Having spent time on both the QMU’s Board of Management and as the SRC’s School Of Biological and Earth Science Rep, Walker is well placed in terms of campus support. This plays out in the amount of support he’s received on facebook and appears to give him the slight edge in the run up to polling. Walker’s manifesto is concerned mostly with the importance of class representatives and improving the SRC’s volunteering services.
Guardian: You talk about the Class Reps a lot in your manifesto and they feature prominently in your plan to increase the representation on the SRC but the election process for them is far from transparent and competitive can you increase the burden on them or expect to see different results from the top down?
Walker: Class Reps are largely undervalued and underused by both staff and students. My main aim is to have a collaborative effort between the SRC and as many staff as possible,principally by utilising the School Reps and College Convenors, to emphasise how important Class Reps are. I want to see staff highlighting more strongly how the input of Class Reps is fundamental to the improvement of their courses and, more widely, Glasgow University as a whole. Students do not always see the immediate benefit of representation, so I also want to see a bigger push coming from the SRC to promote this aspect of their academic experience. Additionally, I want to support them by providing the best training that we can, so that they are confident enough to take on the role and to do it well. I am under no illusions that this would be an overnight change but, in terms of seeing change “from the top down”, I hope that an enormous push for improving the Class Rep system will see students recognising how valued their input is for the University and taking a more active role in their learning.

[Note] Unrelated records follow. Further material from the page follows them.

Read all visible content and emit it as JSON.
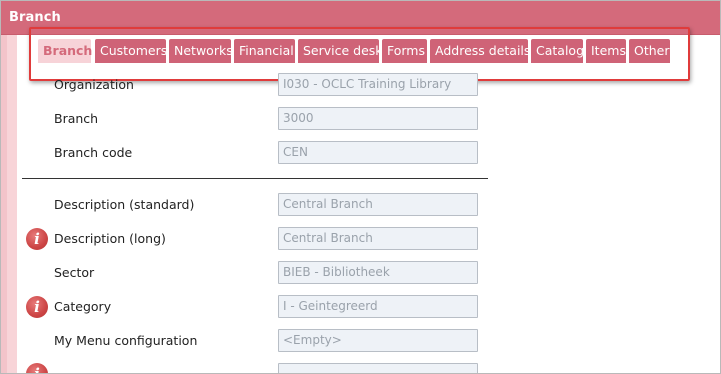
{
  "window": {
    "title": "Branch"
  },
  "tabs": [
    {
      "label": "Branch",
      "active": true
    },
    {
      "label": "Customers"
    },
    {
      "label": "Networks"
    },
    {
      "label": "Financial"
    },
    {
      "label": "Service desk"
    },
    {
      "label": "Forms"
    },
    {
      "label": "Address details"
    },
    {
      "label": "Catalog"
    },
    {
      "label": "Items"
    },
    {
      "label": "Other"
    }
  ],
  "form": {
    "organization": {
      "label": "Organization",
      "value": "I030 - OCLC Training Library"
    },
    "branch": {
      "label": "Branch",
      "value": "3000"
    },
    "branch_code": {
      "label": "Branch code",
      "value": "CEN"
    },
    "description_standard": {
      "label": "Description (standard)",
      "value": "Central Branch"
    },
    "description_long": {
      "label": "Description (long)",
      "value": "Central Branch"
    },
    "sector": {
      "label": "Sector",
      "value": "BIEB - Bibliotheek"
    },
    "category": {
      "label": "Category",
      "value": "I - Geintegreerd"
    },
    "my_menu_configuration": {
      "label": "My Menu configuration",
      "value": "<Empty>"
    }
  },
  "colors": {
    "title_bar": "#d46a7b",
    "tab": "#cf6377",
    "tab_active": "#f7d3d8",
    "highlight": "#e03b3b",
    "info_icon": "#cc4545"
  },
  "icons": {
    "info": "i"
  }
}
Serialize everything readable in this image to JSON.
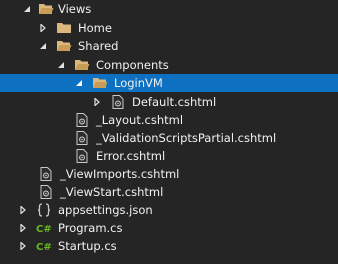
{
  "tree": {
    "views": "Views",
    "home": "Home",
    "shared": "Shared",
    "components": "Components",
    "loginvm": "LoginVM",
    "default_cshtml": "Default.cshtml",
    "layout_cshtml": "_Layout.cshtml",
    "validation_cshtml": "_ValidationScriptsPartial.cshtml",
    "error_cshtml": "Error.cshtml",
    "viewimports_cshtml": "_ViewImports.cshtml",
    "viewstart_cshtml": "_ViewStart.cshtml",
    "appsettings_json": "appsettings.json",
    "program_cs": "Program.cs",
    "startup_cs": "Startup.cs"
  },
  "icons": {
    "folder": "folder-icon",
    "folder_open": "folder-open-icon",
    "razor_file": "razor-file-icon",
    "json_file": "json-file-icon",
    "csharp_file": "csharp-file-icon",
    "expanded": "chevron-expanded-icon",
    "collapsed": "chevron-collapsed-icon"
  },
  "colors": {
    "background": "#252526",
    "selection": "#0e70c0",
    "text": "#f1f1f1",
    "folder": "#dcb67a",
    "csharp": "#68b723"
  }
}
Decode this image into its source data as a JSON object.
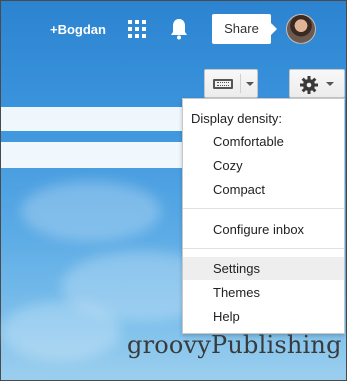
{
  "header": {
    "user_link": "+Bogdan",
    "share_label": "Share",
    "icons": {
      "apps": "apps-grid-icon",
      "notifications": "bell-icon",
      "account": "avatar"
    }
  },
  "toolbar": {
    "input_tools": "keyboard-icon",
    "settings": "gear-icon"
  },
  "menu": {
    "heading": "Display density:",
    "density_options": [
      {
        "label": "Comfortable",
        "checked": false
      },
      {
        "label": "Cozy",
        "checked": true
      },
      {
        "label": "Compact",
        "checked": false
      }
    ],
    "check_mark": "✓",
    "configure_inbox": "Configure inbox",
    "settings": "Settings",
    "themes": "Themes",
    "help": "Help"
  },
  "watermark": "groovyPublishing",
  "colors": {
    "topbar_bg": "#2c84d1",
    "menu_bg": "#ffffff",
    "menu_hover": "#eeeeee"
  }
}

Guardian: You mention the university recognizing extra curricular activities. Do you see this being used as contributing to student degree credit ie 20 credits in involvement in the Glasgow Guardian or in the form of additional recognition on top of the degree like university blues in sport at Oxford or Cambridge?
Walker: The main point I tried to touch on by mentioning that was, again, increasing awareness of what you can do at this University to stand out and develop aspects of your character – it is perhaps unclear from my manifesto but my grand vision, if you like, is for more people to recognise these opportunities. The activities to which I was referring were things like being on the Board of Management at the Unions, decision-making roles within Clubs & Societies and so on. Inevitably, most people will improve their transferable skills by taking part in these areas and, although they can be mentioned on a C.V. I feel that having participation acknowledged by the University in some shape or form stresses the benefits of having taken part.
An early lead for Walker bodes well for the rest of his campaign but in a race with a candidate who narrowly lost out last year, things are all to play for.